Drive-thru restaurants have always been the ultimate in convenience and speed but during the pandemic, especially during the mandated dine-in closures, they were also a lifeline for the restaurants that had them, reports The NPD Group. Drive-thru restaurant visits increased by 26 percent in the April, May, and June quarter and represented 42 percent of all restaurant visits.
In July when more restaurants were reopened, drive-thru visits still increased by 13 percent, the highest visit increase among the service modes of on-premises, carry-out, and delivery, according to NPD’s daily tracking of U.S. consumers’ use of restaurants and other foodservice outlets.
Traditional quick service restaurant chains have the majority of drive-thrus and although visits declined to a historical low of negative 17 percent during the second calendar quarter, this segment fared far better than other restaurant categories and segments. For example, many fast casual restaurants, which, prior to the COVID pandemic, outpaced the U.S. restaurant industry in visits and unit growth for several years, don’t have drive-thru operations and experienced steeper declines, down 26 percent, in the second calendar quarter than traditional quick service restaurants. Full service restaurants, most of which don’t have drive-thru and were most impacted by the mandated dine-in closure, saw traffic declines by 48 percent in April, May, and June with a decline improvement in July to negative 32 percent.
“Drive-thru operations are delivering a high ROI during the pandemic, offering convenience, speed, and the comfort of social distance to consumers using them,” says David Portalatin, NPD food industry advisor and author of Eating Patterns in America. “Fast casual and traditional quick service chains have already announced expansion plans for their drive-thru operations, and more chains will be doing the same.

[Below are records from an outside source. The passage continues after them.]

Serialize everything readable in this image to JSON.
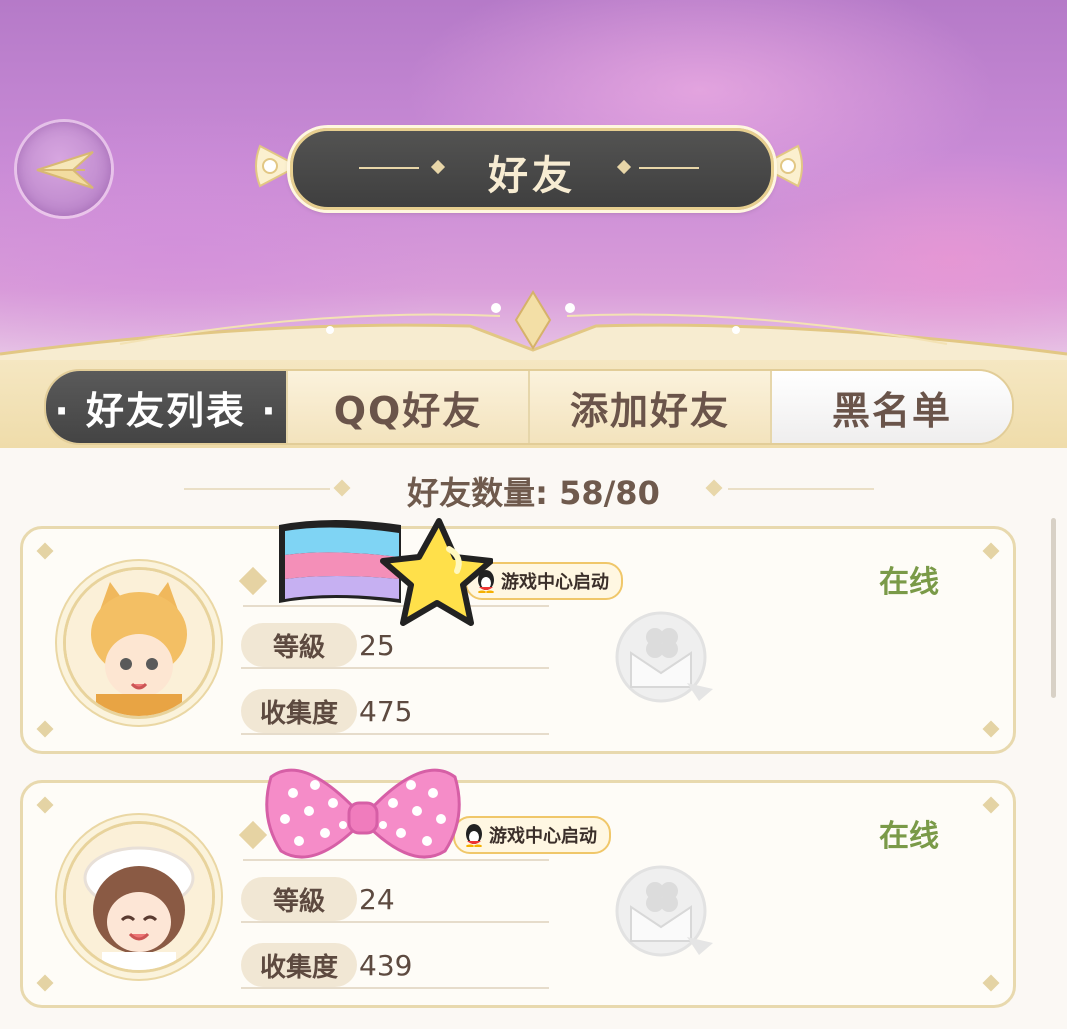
{
  "header": {
    "title": "好友"
  },
  "tabs": [
    {
      "label": "· 好友列表 ·",
      "active": true
    },
    {
      "label": "QQ好友",
      "active": false
    },
    {
      "label": "添加好友",
      "active": false
    },
    {
      "label": "黑名单",
      "active": false
    }
  ],
  "friend_count": {
    "text": "好友数量: 58/80",
    "current": 58,
    "max": 80
  },
  "friends": [
    {
      "badge": "游戏中心启动",
      "level_label": "等級",
      "level": "25",
      "collection_label": "收集度",
      "collection": "475",
      "status": "在线",
      "avatar": "cat-ear-boy-avatar",
      "sticker": "shooting-star-sticker"
    },
    {
      "badge": "游戏中心启动",
      "level_label": "等級",
      "level": "24",
      "collection_label": "收集度",
      "collection": "439",
      "status": "在线",
      "avatar": "maid-girl-avatar",
      "sticker": "pink-polka-bow-sticker"
    }
  ],
  "colors": {
    "online": "#7a9a48",
    "tab_active": "#4a4a4a",
    "gold_trim": "#e8d39c",
    "header_purple": "#c98bd6"
  },
  "icons": [
    "back-wing-icon",
    "qq-penguin-icon",
    "clover-gift-icon"
  ]
}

Drive-thru and other off-premises operations will be a major part of the U.S. restaurant industry’s recovery and future.”